Instructions for the task
Reproduce all of the entries character for character, while leaving out any pictures they contain.

··· Supplied information

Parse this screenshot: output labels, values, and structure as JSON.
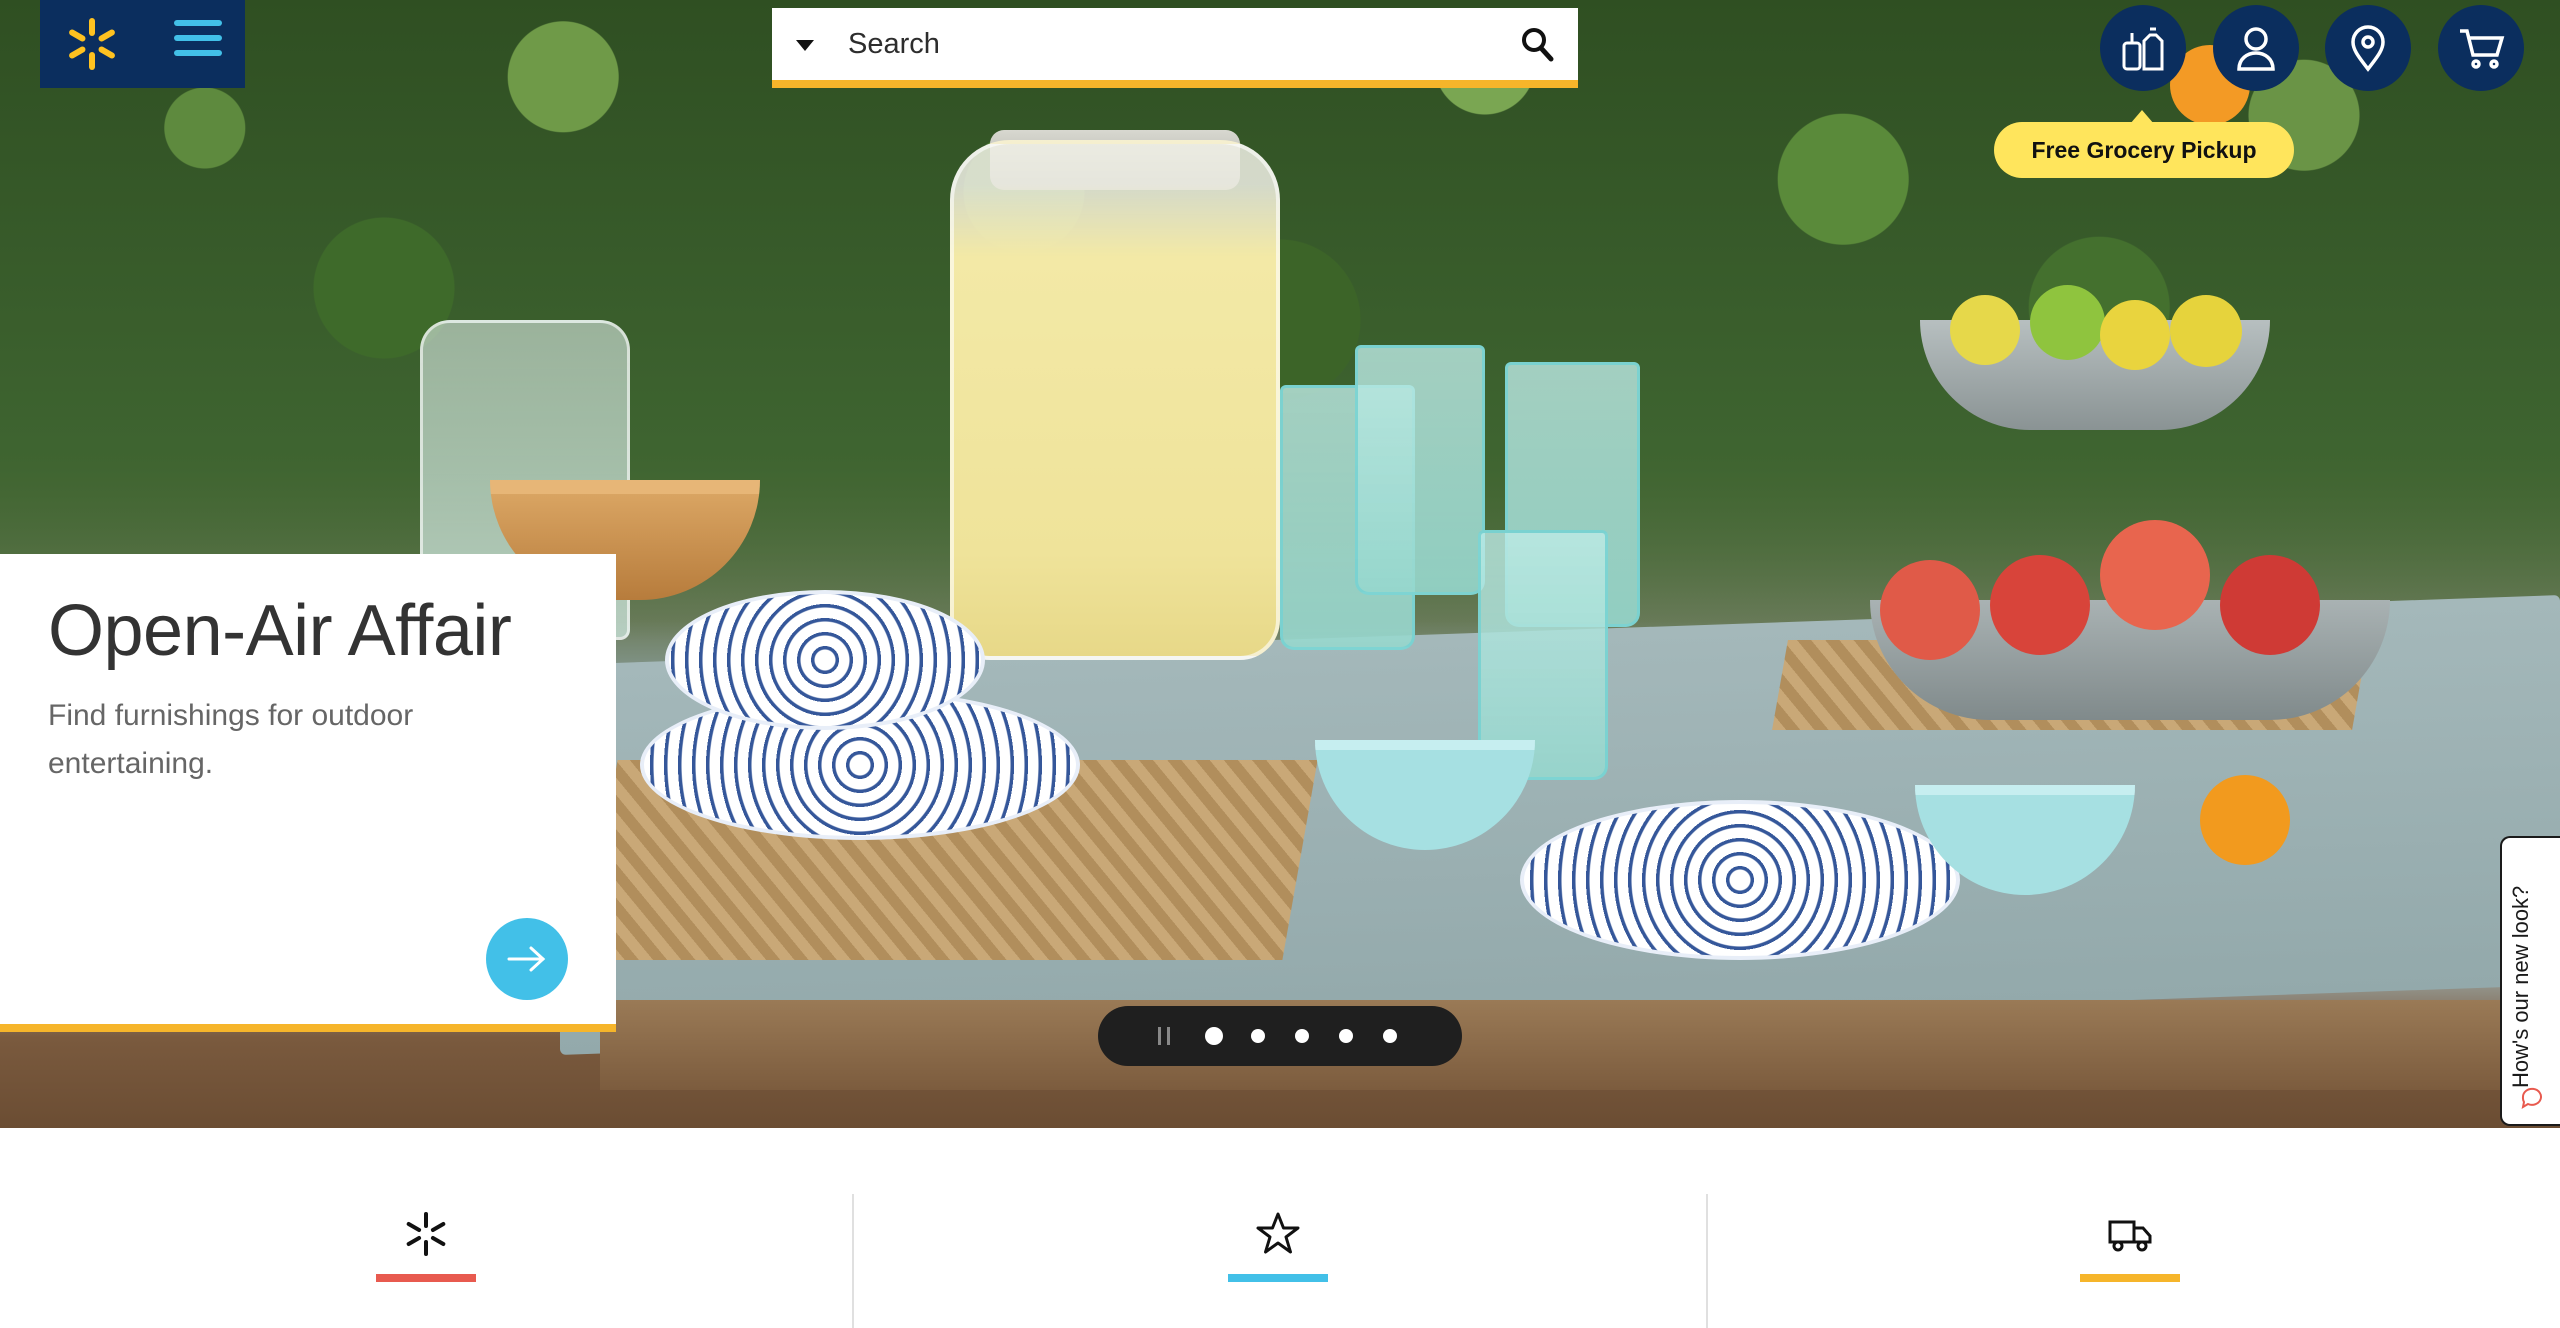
{
  "header": {
    "search_placeholder": "Search",
    "pickup_label": "Free Grocery Pickup",
    "icons": [
      "grocery-icon",
      "account-icon",
      "location-icon",
      "cart-icon"
    ]
  },
  "hero": {
    "title": "Open-Air Affair",
    "subtitle": "Find furnishings for outdoor entertaining.",
    "carousel": {
      "slides": 5,
      "active": 1
    }
  },
  "feedback": {
    "label": "How's our new look?"
  },
  "features": [
    {
      "icon": "spark-icon",
      "accent": "#e85a4f"
    },
    {
      "icon": "star-icon",
      "accent": "#42c0e8"
    },
    {
      "icon": "truck-icon",
      "accent": "#f6b52a"
    }
  ],
  "colors": {
    "brand_blue": "#0b2e5e",
    "spark_yellow": "#ffc220",
    "accent_blue": "#42c0e8",
    "accent_yellow": "#f6b52a"
  }
}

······

Written response
Parse this screenshot: output labels, values, and structure as JSON.
{
  "header": {
    "search_placeholder": "Search",
    "pickup_label": "Free Grocery Pickup",
    "icons": [
      "grocery-icon",
      "account-icon",
      "location-icon",
      "cart-icon"
    ]
  },
  "hero": {
    "title": "Open-Air Affair",
    "subtitle": "Find furnishings for outdoor entertaining.",
    "carousel": {
      "slides": 5,
      "active": 1
    }
  },
  "feedback": {
    "label": "How's our new look?"
  },
  "features": [
    {
      "icon": "spark-icon",
      "accent": "#e85a4f"
    },
    {
      "icon": "star-icon",
      "accent": "#42c0e8"
    },
    {
      "icon": "truck-icon",
      "accent": "#f6b52a"
    }
  ],
  "colors": {
    "brand_blue": "#0b2e5e",
    "spark_yellow": "#ffc220",
    "accent_blue": "#42c0e8",
    "accent_yellow": "#f6b52a"
  }
}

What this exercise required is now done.